Page and application data records:
....

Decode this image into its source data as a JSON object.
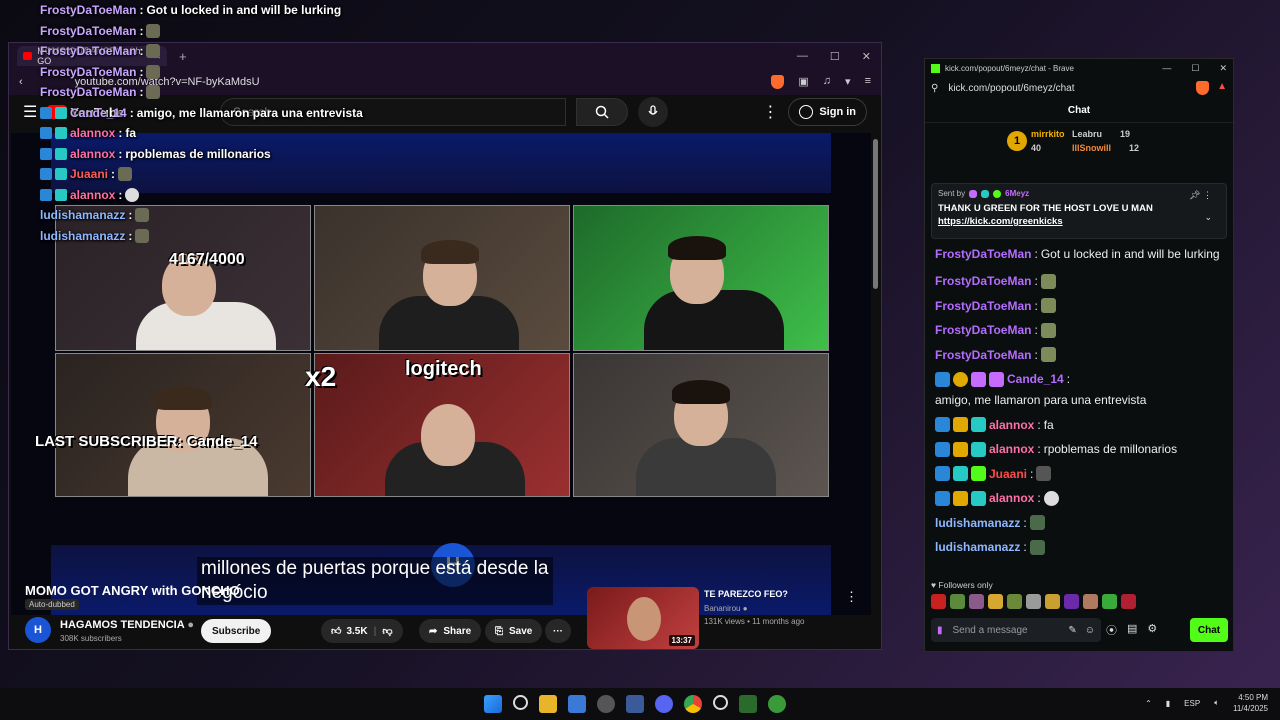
{
  "overlay_chat": [
    {
      "user": "FrostyDaToeMan",
      "text": "Got u locked in and will be lurking"
    },
    {
      "user": "FrostyDaToeMan",
      "text": ""
    },
    {
      "user": "FrostyDaToeMan",
      "text": ""
    },
    {
      "user": "FrostyDaToeMan",
      "text": ""
    },
    {
      "user": "FrostyDaToeMan",
      "text": ""
    },
    {
      "user": "Cande_14",
      "text": "amigo, me llamaron para una entrevista"
    },
    {
      "user": "alannox",
      "text": "fa"
    },
    {
      "user": "alannox",
      "text": "rpoblemas de millonarios"
    },
    {
      "user": "Juaani",
      "text": ""
    },
    {
      "user": "alannox",
      "text": ""
    },
    {
      "user": "ludishamanazz",
      "text": ""
    },
    {
      "user": "ludishamanazz",
      "text": ""
    }
  ],
  "youtube": {
    "tab_title": "MOMO GOT ANGRY with GO",
    "url": "youtube.com/watch?v=NF-byKaMdsU",
    "logo": "YouTube",
    "search_placeholder": "Search",
    "sign_in": "Sign in",
    "video_overlay": {
      "sub_goal": "4167/4000",
      "multiplier": "x2",
      "last_subscriber": "LAST SUBSCRIBER: Cande_14",
      "brand": "logitech"
    },
    "subtitles": [
      "millones de puertas porque está desde la",
      "negócio"
    ],
    "channel_mark": "H",
    "video_title": "MOMO GOT ANGRY with GONCHO",
    "auto_dubbed": "Auto-dubbed",
    "channel_avatar": "H",
    "channel_name": "HAGAMOS TENDENCIA",
    "channel_subs": "308K subscribers",
    "subscribe": "Subscribe",
    "likes": "3.5K",
    "share": "Share",
    "save": "Save",
    "more": "···",
    "recommended": {
      "title": "TE PAREZCO FEO?",
      "channel": "Bananirou",
      "meta": "131K views • 11 months ago",
      "duration": "13:37"
    }
  },
  "kick": {
    "window_title": "kick.com/popout/6meyz/chat - Brave",
    "url": "kick.com/popout/6meyz/chat",
    "header": "Chat",
    "leaderboard": {
      "rank": "1",
      "first": {
        "name": "mirrkito",
        "count": "40"
      },
      "second": {
        "name": "Leabru",
        "count": "19"
      },
      "third": {
        "name": "IllSnowill",
        "count": "12"
      }
    },
    "pinned": {
      "sent_by": "Sent by",
      "sender": "6Meyz",
      "message": "THANK U GREEN FOR THE HOST LOVE U MAN",
      "link": "https://kick.com/greenkicks"
    },
    "messages": [
      {
        "user": "FrostyDaToeMan",
        "text": "Got u locked in and will be lurking",
        "color": "purple"
      },
      {
        "user": "FrostyDaToeMan",
        "text": "",
        "color": "purple"
      },
      {
        "user": "FrostyDaToeMan",
        "text": "",
        "color": "purple"
      },
      {
        "user": "FrostyDaToeMan",
        "text": "",
        "color": "purple"
      },
      {
        "user": "FrostyDaToeMan",
        "text": "",
        "color": "purple"
      },
      {
        "user": "Cande_14",
        "text": "amigo, me llamaron para una entrevista",
        "color": "purple"
      },
      {
        "user": "alannox",
        "text": "fa",
        "color": "pink"
      },
      {
        "user": "alannox",
        "text": "rpoblemas de millonarios",
        "color": "pink"
      },
      {
        "user": "Juaani",
        "text": "",
        "color": "red"
      },
      {
        "user": "alannox",
        "text": "",
        "color": "pink"
      },
      {
        "user": "ludishamanazz",
        "text": "",
        "color": "blue"
      },
      {
        "user": "ludishamanazz",
        "text": "",
        "color": "blue"
      }
    ],
    "followers_only": "Followers only",
    "input_placeholder": "Send a message",
    "chat_button": "Chat",
    "accent": "#53fc18"
  },
  "taskbar": {
    "language": "ESP",
    "time": "4:50 PM",
    "date": "11/4/2025"
  }
}
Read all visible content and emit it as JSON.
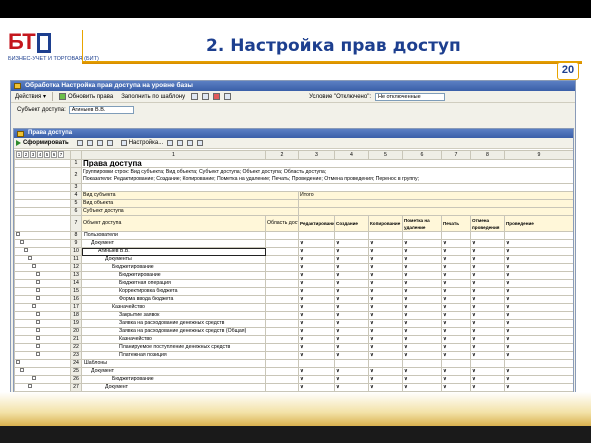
{
  "slide": {
    "title": "2.  Настройка прав доступ",
    "page_number": "20",
    "logo_mark": "БТ",
    "logo_subtitle": "БИЗНЕС-УЧЕТ И ТОРГОВАЯ (БИТ)"
  },
  "window": {
    "title": "Обработка  Настройка прав доступа на уровне базы",
    "toolbar": {
      "actions_label": "Действия ▾",
      "refresh_label": "Обновить права",
      "fill_label": "Заполнить по шаблону",
      "condition_label": "Условие \"Отключено\":",
      "condition_value": "Не отключенные"
    },
    "subject_label": "Субъект доступа:",
    "subject_value": "Агиныев В.В."
  },
  "subwindow": {
    "title": "Права доступа",
    "generate_label": "Сформировать",
    "settings_label": "Настройка..."
  },
  "grid": {
    "col_numbers": [
      "1",
      "2",
      "3",
      "4",
      "5",
      "6",
      "7",
      "8",
      "9"
    ],
    "level_buttons": [
      "1",
      "2",
      "3",
      "4",
      "5",
      "6",
      "7"
    ],
    "header_title": "Права доступа",
    "header_grouping": "Группировки строк: Вид субъекта; Вид объекта; Субъект доступа; Объект доступа; Область доступа;",
    "header_indicators": "Показатели: Редактирование; Создание; Копирование; Пометка на удаление; Печать; Проведение; Отмена проведения; Перенос в группу;",
    "row4": "Вид субъекта",
    "row4_itogo": "Итого",
    "row5": "Вид объекта",
    "row6": "Субъект доступа",
    "row7": "Объект доступа",
    "row7_area": "Область доступа",
    "col_headers": [
      "Редактирование",
      "Создание",
      "Копирование",
      "Пометка на удаление",
      "Печать",
      "Отмена проведения",
      "Проведение"
    ],
    "check": "∨",
    "rows": [
      {
        "n": "8",
        "text": "Пользователи",
        "indent": 0,
        "marks": false,
        "bold": false
      },
      {
        "n": "9",
        "text": "Документ",
        "indent": 1,
        "marks": true,
        "bold": false
      },
      {
        "n": "10",
        "text": "Агиныев В.В.",
        "indent": 2,
        "marks": true,
        "bold": false,
        "selected": true
      },
      {
        "n": "11",
        "text": "Документы",
        "indent": 3,
        "marks": true,
        "bold": false
      },
      {
        "n": "12",
        "text": "Бюджетирование",
        "indent": 4,
        "marks": true,
        "bold": false
      },
      {
        "n": "13",
        "text": "Бюджетирование",
        "indent": 5,
        "marks": true,
        "bold": false
      },
      {
        "n": "14",
        "text": "Бюджетная операция",
        "indent": 5,
        "marks": true,
        "bold": false
      },
      {
        "n": "15",
        "text": "Корректировка бюджета",
        "indent": 5,
        "marks": true,
        "bold": false
      },
      {
        "n": "16",
        "text": "Форма ввода бюджета",
        "indent": 5,
        "marks": true,
        "bold": false
      },
      {
        "n": "17",
        "text": "Казначейство",
        "indent": 4,
        "marks": true,
        "bold": false
      },
      {
        "n": "18",
        "text": "Закрытие заявок",
        "indent": 5,
        "marks": true,
        "bold": false
      },
      {
        "n": "19",
        "text": "Заявка на расходование денежных средств",
        "indent": 5,
        "marks": true,
        "bold": false
      },
      {
        "n": "20",
        "text": "Заявка на расходование денежных средств (Общая)",
        "indent": 5,
        "marks": true,
        "bold": false
      },
      {
        "n": "21",
        "text": "Казначейство",
        "indent": 5,
        "marks": true,
        "bold": false
      },
      {
        "n": "22",
        "text": "Планируемое поступление денежных средств",
        "indent": 5,
        "marks": true,
        "bold": false
      },
      {
        "n": "23",
        "text": "Платежная позиция",
        "indent": 5,
        "marks": true,
        "bold": false
      },
      {
        "n": "24",
        "text": "Шаблоны",
        "indent": 0,
        "marks": false,
        "bold": false
      },
      {
        "n": "25",
        "text": "Документ",
        "indent": 1,
        "marks": true,
        "bold": false
      },
      {
        "n": "26",
        "text": "Бюджетирование",
        "indent": 4,
        "marks": true,
        "bold": false
      },
      {
        "n": "27",
        "text": "Документ",
        "indent": 3,
        "marks": true,
        "bold": false
      }
    ]
  }
}
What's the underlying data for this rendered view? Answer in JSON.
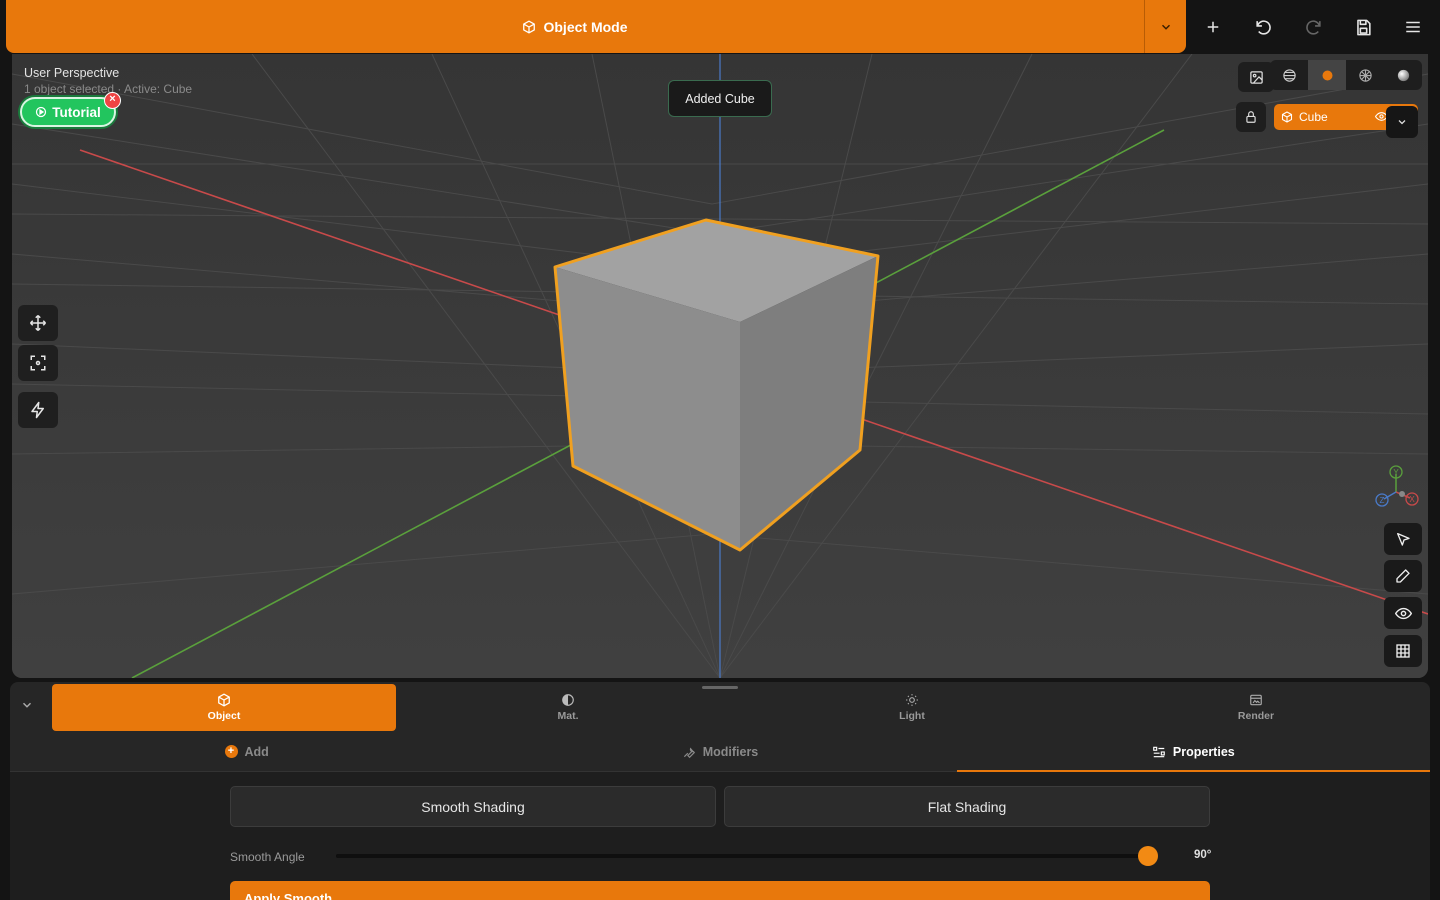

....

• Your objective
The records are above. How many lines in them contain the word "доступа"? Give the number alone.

• Exercise output
8